Alumni News

When then-cadet Barry Steinberg, R’63 and L’66, informed his ROTC commanding officer of his post-graduation plan to go on active duty, the answer he got was not at all what he expected.

“He told me, ‘That’s the dumbest thing I’ve ever heard you say,’” Steinberg recalled. “Then he asked me if I had ever thought about going to law school.”

Steinberg had not.

His commanding officer then explained the query: “You argue about everything, and even when you’re wrong, you’re very persuasive.”

That January day at the University of Richmond proved to be life-changing. His next appointment, at the insistence of the commander, was with the dean of Richmond Law, during which he was conditionally admitted to law school. His mom was delighted that he chose law school over his early 1960s, pre-ROTC career of choice. “I wanted to be a professional folk singer,” Steinberg said, smiling.

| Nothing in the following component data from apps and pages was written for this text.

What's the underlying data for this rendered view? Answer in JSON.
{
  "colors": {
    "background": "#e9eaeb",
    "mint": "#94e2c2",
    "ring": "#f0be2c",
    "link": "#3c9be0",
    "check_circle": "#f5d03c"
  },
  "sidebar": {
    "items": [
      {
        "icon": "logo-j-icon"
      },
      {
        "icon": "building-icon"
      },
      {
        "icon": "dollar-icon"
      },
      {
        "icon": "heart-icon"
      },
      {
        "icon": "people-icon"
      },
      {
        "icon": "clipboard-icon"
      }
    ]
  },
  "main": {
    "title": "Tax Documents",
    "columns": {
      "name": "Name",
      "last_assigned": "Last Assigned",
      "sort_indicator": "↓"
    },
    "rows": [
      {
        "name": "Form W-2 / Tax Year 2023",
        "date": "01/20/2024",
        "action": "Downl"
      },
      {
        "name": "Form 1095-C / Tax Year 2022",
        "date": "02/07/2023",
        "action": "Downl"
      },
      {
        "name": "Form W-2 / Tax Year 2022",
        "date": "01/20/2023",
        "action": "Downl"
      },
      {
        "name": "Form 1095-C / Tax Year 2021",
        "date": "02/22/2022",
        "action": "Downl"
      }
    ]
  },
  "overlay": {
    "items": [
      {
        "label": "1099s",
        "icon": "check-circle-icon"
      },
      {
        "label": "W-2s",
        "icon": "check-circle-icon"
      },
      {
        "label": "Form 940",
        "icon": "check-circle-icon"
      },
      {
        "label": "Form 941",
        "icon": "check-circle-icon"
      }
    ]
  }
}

Steinberg’s penchant for persuasion did more than guide his career path — it laid the groundwork for his role creating the Army’s Environmental Law Division in the mid-1980s. Standing up a new division meant convincing the Secretary of the Army of the need for environmental legal expertise.

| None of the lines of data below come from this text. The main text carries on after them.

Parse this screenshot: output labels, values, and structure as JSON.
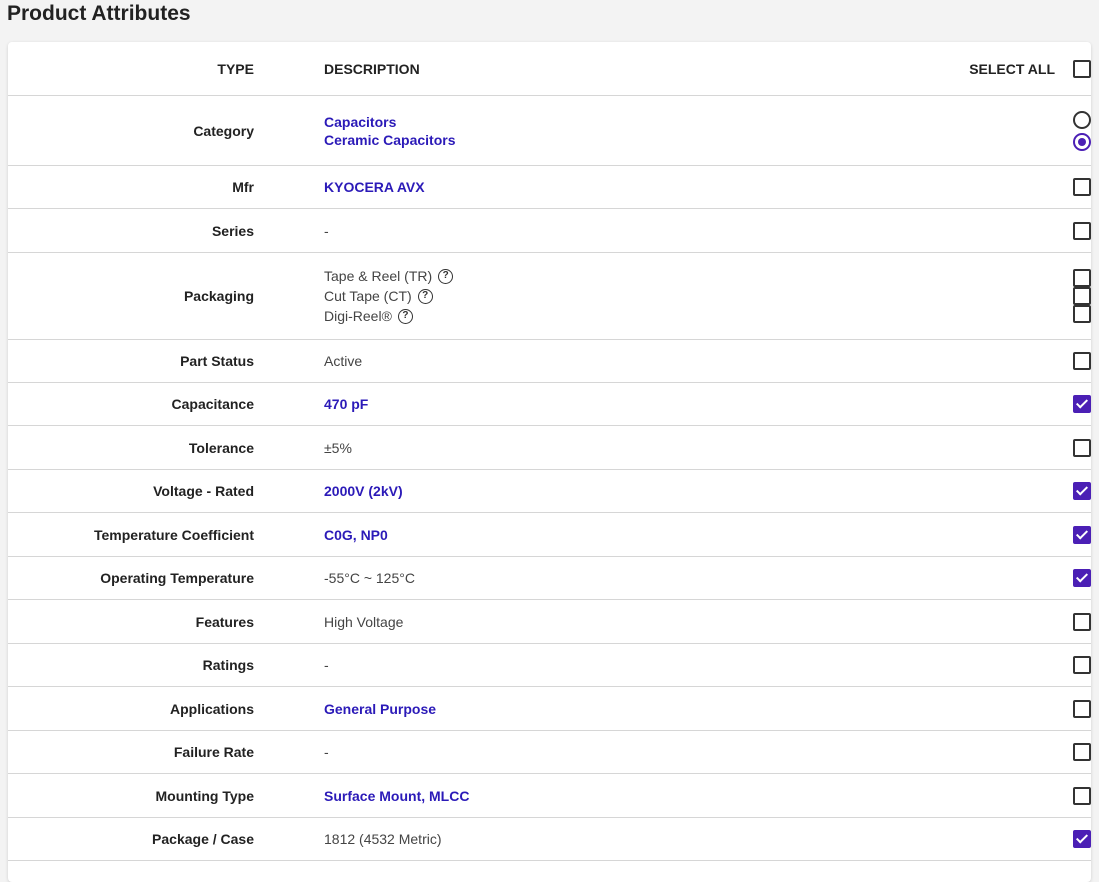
{
  "page": {
    "title": "Product Attributes"
  },
  "header": {
    "type": "TYPE",
    "description": "DESCRIPTION",
    "select_all": "SELECT ALL"
  },
  "rows": [
    {
      "type": "Category",
      "values": [
        "Capacitors",
        "Ceramic Capacitors"
      ],
      "link": true,
      "control": "radio",
      "selected": [
        false,
        true
      ]
    },
    {
      "type": "Mfr",
      "values": [
        "KYOCERA AVX"
      ],
      "link": true,
      "control": "checkbox",
      "checked": false
    },
    {
      "type": "Series",
      "values": [
        "-"
      ],
      "link": false,
      "control": "checkbox",
      "checked": false
    },
    {
      "type": "Packaging",
      "values": [
        "Tape & Reel (TR)",
        "Cut Tape (CT)",
        "Digi-Reel®"
      ],
      "link": false,
      "control": "checkbox-multi",
      "checked": [
        false,
        false,
        false
      ]
    },
    {
      "type": "Part Status",
      "values": [
        "Active"
      ],
      "link": false,
      "control": "checkbox",
      "checked": false
    },
    {
      "type": "Capacitance",
      "values": [
        "470 pF"
      ],
      "link": true,
      "control": "checkbox",
      "checked": true
    },
    {
      "type": "Tolerance",
      "values": [
        "±5%"
      ],
      "link": false,
      "control": "checkbox",
      "checked": false
    },
    {
      "type": "Voltage - Rated",
      "values": [
        "2000V (2kV)"
      ],
      "link": true,
      "control": "checkbox",
      "checked": true
    },
    {
      "type": "Temperature Coefficient",
      "values": [
        "C0G, NP0"
      ],
      "link": true,
      "control": "checkbox",
      "checked": true
    },
    {
      "type": "Operating Temperature",
      "values": [
        "-55°C ~ 125°C"
      ],
      "link": false,
      "control": "checkbox",
      "checked": true
    },
    {
      "type": "Features",
      "values": [
        "High Voltage"
      ],
      "link": false,
      "control": "checkbox",
      "checked": false
    },
    {
      "type": "Ratings",
      "values": [
        "-"
      ],
      "link": false,
      "control": "checkbox",
      "checked": false
    },
    {
      "type": "Applications",
      "values": [
        "General Purpose"
      ],
      "link": true,
      "control": "checkbox",
      "checked": false
    },
    {
      "type": "Failure Rate",
      "values": [
        "-"
      ],
      "link": false,
      "control": "checkbox",
      "checked": false
    },
    {
      "type": "Mounting Type",
      "values": [
        "Surface Mount, MLCC"
      ],
      "link": true,
      "control": "checkbox",
      "checked": false
    },
    {
      "type": "Package / Case",
      "values": [
        "1812 (4532 Metric)"
      ],
      "link": false,
      "control": "checkbox",
      "checked": true
    }
  ],
  "colors": {
    "link": "#2b1ab8",
    "accent": "#4b1fb5"
  },
  "icons": {
    "help": "question-circle-icon"
  }
}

“I had a 45-minute briefing ready, and 15 or 20 minutes in, the secretary stopped me,” Steinberg said. “He said, ‘Colonel, how many people do you need?’ I told him 17. He said, ‘Approved.’”

While Steinberg retired from the Army in 1989 as a full colonel, he continues his work in environmental law as a partner at Kutak Rock LLP in Washington, D.C. Now 79 years old, the father of four and grandfather of nine still regularly deals with issues ranging from water contamination and unexploded ordnance to the impact of global warming. His children regularly question him about outright retirement.

“I tell them if I found something I’d rather do, I’d go do it,” he said. “But I like what I do, so why stop?”